Bridled-Tern
Could this be a new world record: a very old bridled tern is recovered on cousin?

The lives of birds are mysteries especially for the adventurous and long-ranging seabirds. There is only so much actual knowledge that you can gain about a species that spends most of its time in the air or at sea. Neither place is well suited for human beings. A clever man indeed it was that first thought of ringing birds for scientific purpose; attaching a small, individually numbered metal ring to the leg of a wild bird. His name was Hans Christian Cornelius Mortenson and he began by ringing European Starlings in 1899. Since then the ringing and subsequent recapture of birds has provided a wealth of information on migration, longevity, mortality, population studies, territoriality and feeding behaviour.
On Cousin Island each year we have up to 300,000 seabirds visiting to nest. The inhabitants of Cousin Island can only marvel at these birds and wonder where on Earth they have been travelling to and what their individual stories are.
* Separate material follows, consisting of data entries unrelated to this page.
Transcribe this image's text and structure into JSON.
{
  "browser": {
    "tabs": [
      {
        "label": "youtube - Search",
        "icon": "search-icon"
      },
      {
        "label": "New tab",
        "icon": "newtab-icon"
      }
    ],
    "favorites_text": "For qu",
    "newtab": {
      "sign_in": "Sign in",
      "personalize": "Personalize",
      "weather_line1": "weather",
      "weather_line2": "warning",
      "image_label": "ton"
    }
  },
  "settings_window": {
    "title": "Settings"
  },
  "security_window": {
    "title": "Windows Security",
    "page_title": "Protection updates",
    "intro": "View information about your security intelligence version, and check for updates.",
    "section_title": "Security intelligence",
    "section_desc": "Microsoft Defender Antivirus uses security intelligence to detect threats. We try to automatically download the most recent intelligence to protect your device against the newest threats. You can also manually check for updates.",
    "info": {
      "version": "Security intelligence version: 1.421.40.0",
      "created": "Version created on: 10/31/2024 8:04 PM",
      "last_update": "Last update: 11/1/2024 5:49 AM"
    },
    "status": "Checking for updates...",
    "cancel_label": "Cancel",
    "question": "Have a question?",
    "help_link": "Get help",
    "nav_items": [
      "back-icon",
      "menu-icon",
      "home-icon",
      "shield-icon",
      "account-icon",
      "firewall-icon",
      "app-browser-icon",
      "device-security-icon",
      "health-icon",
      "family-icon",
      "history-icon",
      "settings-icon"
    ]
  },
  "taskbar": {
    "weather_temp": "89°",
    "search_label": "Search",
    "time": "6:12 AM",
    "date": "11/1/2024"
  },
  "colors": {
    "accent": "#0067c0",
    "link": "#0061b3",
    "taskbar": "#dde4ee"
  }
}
One such bird-a Bridled-Tern Sterna anaethetus – was caught in a mist net in 2012 by a researcher hoping to catch the Seychelles Warbler. The bird had a ring and a contact address, which the researcher being a keen bird man decided to investigate. By contacting the British Trust for Ornithology (BTO) and providing them with the ring details he received back some astonishing news; this bird, which had unwittingly flown into his mist net was an old great grandfather bird, a bird that had been around for at least 20 years!
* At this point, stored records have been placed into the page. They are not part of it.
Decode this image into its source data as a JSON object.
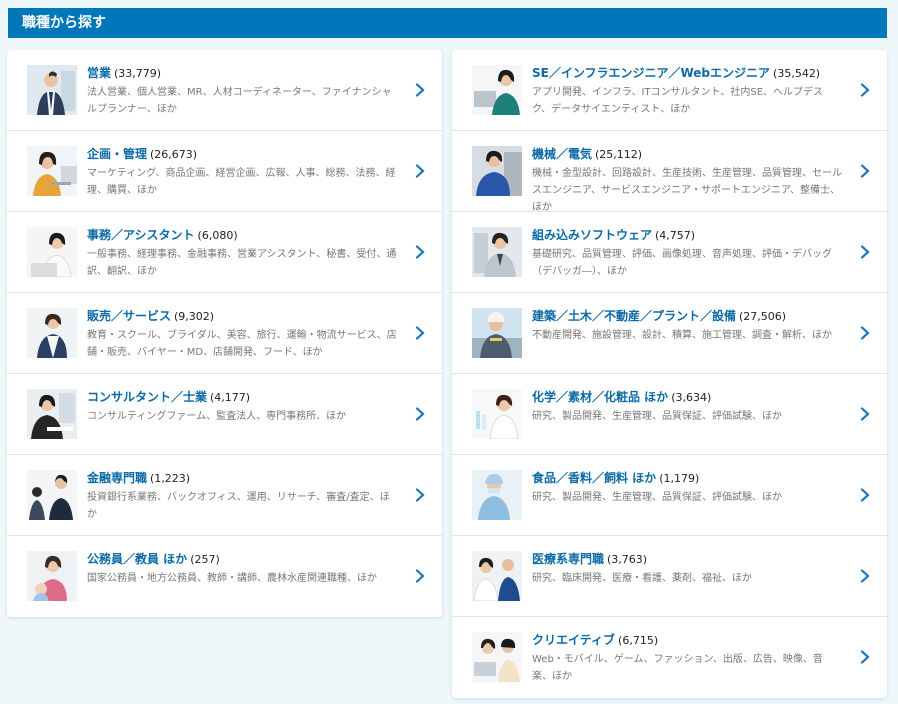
{
  "header": {
    "title": "職種から探す"
  },
  "left_items": [
    {
      "title": "営業",
      "count": "(33,779)",
      "desc": "法人営業、個人営業、MR、人材コーディネーター、ファイナンシャルプランナー、ほか",
      "icon": "sales-person-photo"
    },
    {
      "title": "企画・管理",
      "count": "(26,673)",
      "desc": "マーケティング、商品企画、経営企画、広報、人事、総務、法務、経理、購買、ほか",
      "icon": "planning-person-photo"
    },
    {
      "title": "事務／アシスタント",
      "count": "(6,080)",
      "desc": "一般事務、経理事務、金融事務、営業アシスタント、秘書、受付、通訳、翻訳、ほか",
      "icon": "office-person-photo"
    },
    {
      "title": "販売／サービス",
      "count": "(9,302)",
      "desc": "教育・スクール、ブライダル、美容、旅行、運輸・物流サービス、店舗・販売、バイヤー・MD、店舗開発、フード、ほか",
      "icon": "service-person-photo"
    },
    {
      "title": "コンサルタント／士業",
      "count": "(4,177)",
      "desc": "コンサルティングファーム、監査法人、専門事務所、ほか",
      "icon": "consultant-person-photo"
    },
    {
      "title": "金融専門職",
      "count": "(1,223)",
      "desc": "投資銀行系業務、バックオフィス、運用、リサーチ、審査/査定、ほか",
      "icon": "finance-person-photo"
    },
    {
      "title": "公務員／教員 ほか",
      "count": "(257)",
      "desc": "国家公務員・地方公務員、教師・講師、農林水産関連職種、ほか",
      "icon": "public-servant-photo"
    }
  ],
  "right_items": [
    {
      "title": "SE／インフラエンジニア／Webエンジニア",
      "count": "(35,542)",
      "desc": "アプリ開発、インフラ、ITコンサルタント、社内SE、ヘルプデスク、データサイエンティスト、ほか",
      "icon": "engineer-person-photo"
    },
    {
      "title": "機械／電気",
      "count": "(25,112)",
      "desc": "機械・金型設計、回路設計、生産技術、生産管理、品質管理、セールスエンジニア、サービスエンジニア・サポートエンジニア、整備士、ほか",
      "icon": "mechanic-person-photo"
    },
    {
      "title": "組み込みソフトウェア",
      "count": "(4,757)",
      "desc": "基礎研究、品質管理、評価、画像処理、音声処理、評価・デバッグ（デバッガ―）、ほか",
      "icon": "embedded-person-photo"
    },
    {
      "title": "建築／土木／不動産／プラント／設備",
      "count": "(27,506)",
      "desc": "不動産開発、施設管理、設計、積算、施工管理、調査・解析、ほか",
      "icon": "construction-person-photo"
    },
    {
      "title": "化学／素材／化粧品 ほか",
      "count": "(3,634)",
      "desc": "研究、製品開発、生産管理、品質保証、評価試験、ほか",
      "icon": "chemistry-person-photo"
    },
    {
      "title": "食品／香料／飼料 ほか",
      "count": "(1,179)",
      "desc": "研究、製品開発、生産管理、品質保証、評価試験、ほか",
      "icon": "food-person-photo"
    },
    {
      "title": "医療系専門職",
      "count": "(3,763)",
      "desc": "研究、臨床開発、医療・看護、薬剤、福祉、ほか",
      "icon": "medical-person-photo"
    },
    {
      "title": "クリエイティブ",
      "count": "(6,715)",
      "desc": "Web・モバイル、ゲーム、ファッション、出版、広告、映像、音楽、ほか",
      "icon": "creative-person-photo"
    }
  ],
  "colors": {
    "accent": "#0077bb",
    "title": "#0b6aa8",
    "chevron": "#1a73b8"
  }
}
It often astonishes me how something so small with a life so treacherous can have lived this long, feeding itself on surface swimming fish and rearing young each year. The answer is simply that this bird is a perfect design by nature, a perfect example of this species in all its glory!

April Burt